I kept saying that I wanted to give Bret time to make sure he REALLY loved Dublin enough to stay before I uprooted my whole life – which is true – but at some point I accepted that even with his glowing endorsement of Dublin (“the work culture is so much more laid back!” “Everyone is happier here!”), I was never going to feel ready to make this move. I was never going to reach a point where I wanted to leave Winston. And so, I did the uncomfortable thing. I booked the ticket. (Actually, I handed Bret my credit card and he booked my ticket – I really couldn’t bring myself to do it haha.)
I felt like I was going to throw up when my friends drove me to the airport, but I got on the plane. And after some painful weeks of packing up our entire apartment and saying goodbye to my bed and my couch and my desk and other material things I was way too attached to, I was ready to completely zone out from exhaustion on that flight. I did, but only after having a sweet conversation with a single woman in her 60’s who moved from England to New Jersey when she was 30. It was reaffirming, to hear how her experience was challenging but worth it.
And now I’m here! It sort of feels like a dream. I’m excited to reinvent our routines and grow in ways I wouldn’t otherwise, but (as I’ve mentioned several times now) I’m legitimately heartbroken to be leaving my Winston community behind. I never want to make decisions out of fear, but after some pretty painful and turbulent years I finally felt comfy and settled and the idea of changing EVERYTHING feels overwhelming. It means it’s going to be a while before I feel settled here, and that’s hard. But sometimes being uncomfortable is the only way to grow. As my therapist said, it’s going to be devastating, but it’s going to be worth it.
So, I’m settling in. I’m teleworking for DC during the day (for now) and daydreaming about what my Dublin life will look like in a few months.
The biggest thing I’m looking forward to is slowing down. My hope is that I find some non-profit work that I love, but not right away. I’m going to take a ‘sabbatical’ to write in Irish cafes and build my weight lifting routine and continue to work on my own healing and growth before I add too many new stressors. I’m going to find a new therapist and a new gym. I’m going to do yoga, like, every day. I’m going to bake bread and cook good food and spend a lot of time reading on my new balcony. I’m going to explore my new city in a very slow-paced kind of way. It will be the total opposite of the DC work culture I’m used to. I’m calling 2020 “The Year of the Sloth” and I can’t wait to see what it actually feels like to take a break and LIVE that way. I know it’s a huge gift to have this option and I don’t want to waste it.

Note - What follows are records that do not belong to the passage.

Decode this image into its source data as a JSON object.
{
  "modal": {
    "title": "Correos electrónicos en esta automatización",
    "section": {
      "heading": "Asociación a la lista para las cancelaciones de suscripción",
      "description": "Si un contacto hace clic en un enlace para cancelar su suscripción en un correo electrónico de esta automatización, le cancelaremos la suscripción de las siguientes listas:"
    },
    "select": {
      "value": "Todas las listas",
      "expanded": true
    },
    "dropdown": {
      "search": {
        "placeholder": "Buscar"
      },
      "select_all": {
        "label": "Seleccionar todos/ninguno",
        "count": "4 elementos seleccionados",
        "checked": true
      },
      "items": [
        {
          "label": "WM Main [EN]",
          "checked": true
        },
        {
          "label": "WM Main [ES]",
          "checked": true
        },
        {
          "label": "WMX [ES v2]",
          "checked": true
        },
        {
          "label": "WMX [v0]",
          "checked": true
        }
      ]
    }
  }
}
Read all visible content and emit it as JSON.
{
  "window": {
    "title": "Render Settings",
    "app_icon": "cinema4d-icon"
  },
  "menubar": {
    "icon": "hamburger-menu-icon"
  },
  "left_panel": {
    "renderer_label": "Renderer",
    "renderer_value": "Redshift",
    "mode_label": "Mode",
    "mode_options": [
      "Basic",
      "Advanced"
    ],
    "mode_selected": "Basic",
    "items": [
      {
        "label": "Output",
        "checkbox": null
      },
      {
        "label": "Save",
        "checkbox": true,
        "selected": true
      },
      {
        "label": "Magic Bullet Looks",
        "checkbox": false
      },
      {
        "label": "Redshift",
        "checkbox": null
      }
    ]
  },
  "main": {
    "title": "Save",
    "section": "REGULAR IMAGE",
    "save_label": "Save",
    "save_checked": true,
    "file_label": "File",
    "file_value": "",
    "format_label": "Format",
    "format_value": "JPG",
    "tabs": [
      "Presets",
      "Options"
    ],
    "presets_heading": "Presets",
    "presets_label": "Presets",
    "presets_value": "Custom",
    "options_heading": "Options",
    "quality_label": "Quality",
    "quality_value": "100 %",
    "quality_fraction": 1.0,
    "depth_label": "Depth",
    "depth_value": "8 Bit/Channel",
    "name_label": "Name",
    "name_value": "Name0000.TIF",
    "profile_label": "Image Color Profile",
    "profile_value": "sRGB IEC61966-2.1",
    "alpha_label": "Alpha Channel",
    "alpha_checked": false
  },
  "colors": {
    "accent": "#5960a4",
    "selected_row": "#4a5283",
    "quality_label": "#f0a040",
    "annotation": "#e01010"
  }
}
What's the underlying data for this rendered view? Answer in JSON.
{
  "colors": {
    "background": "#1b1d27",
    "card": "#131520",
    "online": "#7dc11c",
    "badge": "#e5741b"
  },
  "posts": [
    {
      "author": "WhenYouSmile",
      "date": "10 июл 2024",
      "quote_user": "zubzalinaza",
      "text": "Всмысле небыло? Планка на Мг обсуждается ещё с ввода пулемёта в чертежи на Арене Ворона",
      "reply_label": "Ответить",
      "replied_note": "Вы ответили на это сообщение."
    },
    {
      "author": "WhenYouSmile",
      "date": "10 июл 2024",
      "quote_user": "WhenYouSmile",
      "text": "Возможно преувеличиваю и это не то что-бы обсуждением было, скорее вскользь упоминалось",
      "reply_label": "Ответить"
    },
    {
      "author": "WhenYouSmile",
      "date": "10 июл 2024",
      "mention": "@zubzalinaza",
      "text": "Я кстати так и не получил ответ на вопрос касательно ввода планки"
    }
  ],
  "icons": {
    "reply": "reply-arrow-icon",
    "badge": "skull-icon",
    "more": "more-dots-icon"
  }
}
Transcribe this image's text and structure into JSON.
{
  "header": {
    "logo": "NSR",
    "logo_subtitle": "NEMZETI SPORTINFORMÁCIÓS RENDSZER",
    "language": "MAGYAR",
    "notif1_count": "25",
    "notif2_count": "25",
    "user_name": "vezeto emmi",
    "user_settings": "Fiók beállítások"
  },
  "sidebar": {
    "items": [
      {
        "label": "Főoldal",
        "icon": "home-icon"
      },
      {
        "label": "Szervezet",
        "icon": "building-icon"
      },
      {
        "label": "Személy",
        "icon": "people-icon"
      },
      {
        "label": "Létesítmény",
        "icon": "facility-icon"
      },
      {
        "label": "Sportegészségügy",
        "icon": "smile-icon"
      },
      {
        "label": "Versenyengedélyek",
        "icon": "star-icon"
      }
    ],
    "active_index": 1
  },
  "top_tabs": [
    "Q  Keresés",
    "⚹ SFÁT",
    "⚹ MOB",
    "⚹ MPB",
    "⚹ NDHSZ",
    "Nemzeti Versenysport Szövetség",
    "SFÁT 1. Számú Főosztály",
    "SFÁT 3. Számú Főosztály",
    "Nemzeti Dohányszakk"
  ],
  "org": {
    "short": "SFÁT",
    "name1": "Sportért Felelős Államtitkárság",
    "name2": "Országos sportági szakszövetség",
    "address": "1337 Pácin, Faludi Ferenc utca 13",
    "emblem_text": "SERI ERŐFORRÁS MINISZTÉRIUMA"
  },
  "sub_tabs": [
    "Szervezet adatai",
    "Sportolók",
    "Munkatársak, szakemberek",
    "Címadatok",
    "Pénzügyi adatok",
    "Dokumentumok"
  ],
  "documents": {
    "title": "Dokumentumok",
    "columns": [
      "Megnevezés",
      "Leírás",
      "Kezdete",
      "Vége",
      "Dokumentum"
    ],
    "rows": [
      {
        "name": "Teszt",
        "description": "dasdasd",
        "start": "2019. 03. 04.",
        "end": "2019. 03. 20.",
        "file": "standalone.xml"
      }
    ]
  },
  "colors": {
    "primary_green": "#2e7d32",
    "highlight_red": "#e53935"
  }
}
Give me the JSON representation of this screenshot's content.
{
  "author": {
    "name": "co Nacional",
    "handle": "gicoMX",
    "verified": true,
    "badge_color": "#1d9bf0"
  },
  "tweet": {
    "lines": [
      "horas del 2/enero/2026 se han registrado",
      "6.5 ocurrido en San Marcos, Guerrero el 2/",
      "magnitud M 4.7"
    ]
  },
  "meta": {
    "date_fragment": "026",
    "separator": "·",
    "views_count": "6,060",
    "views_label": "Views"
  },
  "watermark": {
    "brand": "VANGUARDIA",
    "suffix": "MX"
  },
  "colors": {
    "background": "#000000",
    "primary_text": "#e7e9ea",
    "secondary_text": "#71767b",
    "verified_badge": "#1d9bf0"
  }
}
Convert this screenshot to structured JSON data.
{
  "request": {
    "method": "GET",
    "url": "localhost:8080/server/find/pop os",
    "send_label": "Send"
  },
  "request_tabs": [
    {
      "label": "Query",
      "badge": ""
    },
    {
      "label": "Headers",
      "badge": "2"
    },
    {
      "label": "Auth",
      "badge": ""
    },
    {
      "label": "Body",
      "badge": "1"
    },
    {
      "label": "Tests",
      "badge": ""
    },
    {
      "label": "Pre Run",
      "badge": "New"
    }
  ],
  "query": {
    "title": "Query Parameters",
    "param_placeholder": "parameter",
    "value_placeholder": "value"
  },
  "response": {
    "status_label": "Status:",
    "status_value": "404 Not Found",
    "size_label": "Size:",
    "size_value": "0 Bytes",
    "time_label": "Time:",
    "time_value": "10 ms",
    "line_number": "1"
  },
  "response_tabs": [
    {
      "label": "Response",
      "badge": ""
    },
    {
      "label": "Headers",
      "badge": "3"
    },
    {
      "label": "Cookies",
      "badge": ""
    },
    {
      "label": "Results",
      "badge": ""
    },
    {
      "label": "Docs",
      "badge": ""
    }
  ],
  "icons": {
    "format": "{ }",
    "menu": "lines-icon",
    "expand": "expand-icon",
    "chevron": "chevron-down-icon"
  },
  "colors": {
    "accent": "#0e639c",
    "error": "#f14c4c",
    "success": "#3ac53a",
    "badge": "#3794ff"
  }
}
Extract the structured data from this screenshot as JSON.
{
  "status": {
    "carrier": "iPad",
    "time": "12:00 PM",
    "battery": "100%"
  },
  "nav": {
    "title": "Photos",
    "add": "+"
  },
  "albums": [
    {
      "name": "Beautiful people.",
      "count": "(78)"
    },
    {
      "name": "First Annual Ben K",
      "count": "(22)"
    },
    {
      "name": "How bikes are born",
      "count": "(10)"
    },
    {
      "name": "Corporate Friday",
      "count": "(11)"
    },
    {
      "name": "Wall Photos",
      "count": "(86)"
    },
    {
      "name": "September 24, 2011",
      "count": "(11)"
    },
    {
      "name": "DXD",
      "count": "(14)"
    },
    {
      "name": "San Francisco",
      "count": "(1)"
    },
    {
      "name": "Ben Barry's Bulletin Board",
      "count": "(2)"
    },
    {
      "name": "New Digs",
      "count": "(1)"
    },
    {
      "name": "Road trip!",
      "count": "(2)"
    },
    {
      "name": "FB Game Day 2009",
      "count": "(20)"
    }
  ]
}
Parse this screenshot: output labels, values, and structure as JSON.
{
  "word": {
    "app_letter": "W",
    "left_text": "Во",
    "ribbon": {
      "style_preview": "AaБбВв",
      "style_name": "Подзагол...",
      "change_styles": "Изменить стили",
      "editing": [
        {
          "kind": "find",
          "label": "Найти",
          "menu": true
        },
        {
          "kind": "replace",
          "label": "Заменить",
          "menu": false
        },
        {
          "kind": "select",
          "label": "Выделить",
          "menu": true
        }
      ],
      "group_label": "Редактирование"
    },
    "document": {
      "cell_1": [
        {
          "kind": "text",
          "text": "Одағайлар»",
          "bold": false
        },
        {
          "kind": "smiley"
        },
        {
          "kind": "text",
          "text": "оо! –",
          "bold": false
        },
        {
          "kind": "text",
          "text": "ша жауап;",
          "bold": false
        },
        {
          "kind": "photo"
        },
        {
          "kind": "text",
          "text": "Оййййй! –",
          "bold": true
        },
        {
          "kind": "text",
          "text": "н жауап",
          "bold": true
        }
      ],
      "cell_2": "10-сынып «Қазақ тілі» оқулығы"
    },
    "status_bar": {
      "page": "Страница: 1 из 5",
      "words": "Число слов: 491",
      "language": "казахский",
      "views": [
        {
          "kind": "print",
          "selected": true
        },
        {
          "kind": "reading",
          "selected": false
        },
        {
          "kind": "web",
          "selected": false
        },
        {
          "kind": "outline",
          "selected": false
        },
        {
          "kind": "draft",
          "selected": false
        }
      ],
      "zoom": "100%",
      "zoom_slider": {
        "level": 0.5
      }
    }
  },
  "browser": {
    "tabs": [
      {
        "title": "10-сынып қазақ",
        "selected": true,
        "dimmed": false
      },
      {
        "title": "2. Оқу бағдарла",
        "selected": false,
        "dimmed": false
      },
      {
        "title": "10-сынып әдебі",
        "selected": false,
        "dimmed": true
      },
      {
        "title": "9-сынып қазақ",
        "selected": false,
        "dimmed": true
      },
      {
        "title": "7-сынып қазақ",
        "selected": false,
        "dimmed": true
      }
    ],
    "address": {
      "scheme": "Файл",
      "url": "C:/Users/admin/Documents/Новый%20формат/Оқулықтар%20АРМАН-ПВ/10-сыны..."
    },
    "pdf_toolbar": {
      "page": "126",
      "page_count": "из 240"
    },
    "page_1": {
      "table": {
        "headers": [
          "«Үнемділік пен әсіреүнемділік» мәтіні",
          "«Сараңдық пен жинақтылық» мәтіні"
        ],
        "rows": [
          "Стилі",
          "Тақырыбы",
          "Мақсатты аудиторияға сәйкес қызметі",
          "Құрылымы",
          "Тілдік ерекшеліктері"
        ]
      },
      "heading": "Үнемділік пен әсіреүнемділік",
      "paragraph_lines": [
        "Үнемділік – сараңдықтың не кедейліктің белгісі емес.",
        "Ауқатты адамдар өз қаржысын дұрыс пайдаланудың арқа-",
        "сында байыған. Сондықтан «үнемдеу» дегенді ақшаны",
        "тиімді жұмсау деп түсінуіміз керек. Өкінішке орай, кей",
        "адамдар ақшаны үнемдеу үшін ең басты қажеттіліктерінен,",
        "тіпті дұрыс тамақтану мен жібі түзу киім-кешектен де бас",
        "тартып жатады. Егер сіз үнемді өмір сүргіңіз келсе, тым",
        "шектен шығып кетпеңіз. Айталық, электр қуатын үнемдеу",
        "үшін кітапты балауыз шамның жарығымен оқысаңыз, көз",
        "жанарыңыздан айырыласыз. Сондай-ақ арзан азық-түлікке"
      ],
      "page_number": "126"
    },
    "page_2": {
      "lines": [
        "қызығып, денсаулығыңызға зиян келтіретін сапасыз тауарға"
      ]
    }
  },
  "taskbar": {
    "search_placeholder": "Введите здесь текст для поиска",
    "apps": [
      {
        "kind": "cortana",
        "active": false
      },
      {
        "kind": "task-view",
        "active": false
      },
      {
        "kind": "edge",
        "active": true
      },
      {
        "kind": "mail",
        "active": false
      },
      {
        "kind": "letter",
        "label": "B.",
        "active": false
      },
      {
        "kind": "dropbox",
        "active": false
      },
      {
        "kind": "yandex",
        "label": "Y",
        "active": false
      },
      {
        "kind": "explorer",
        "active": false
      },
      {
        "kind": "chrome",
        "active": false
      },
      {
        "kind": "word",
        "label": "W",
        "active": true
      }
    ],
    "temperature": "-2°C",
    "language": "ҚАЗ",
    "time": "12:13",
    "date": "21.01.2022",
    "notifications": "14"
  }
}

Some days I feel really grateful and excited about it all. Other days I’m scared to be giving up my work identity. Every day I’m heartbroken over leaving my friends and I’m afraid of feeling that Boone-level isolation again. Because I’ve made several moves as an adult (Harrisonburg –> DC –> Florida –> Boone –> Winston-Salem), I know it takes time to connect with new people and find new routines. Winston was the exception so I’m keeping my expectations low for the first few months.
All in all, I think this kind of change will be good for my mind, body and soul. I am giving this place a chance. And I hope I love it here. But if a year or two goes by and I don’t feel those things, I’ll leave because everything is optional and everything is temporary.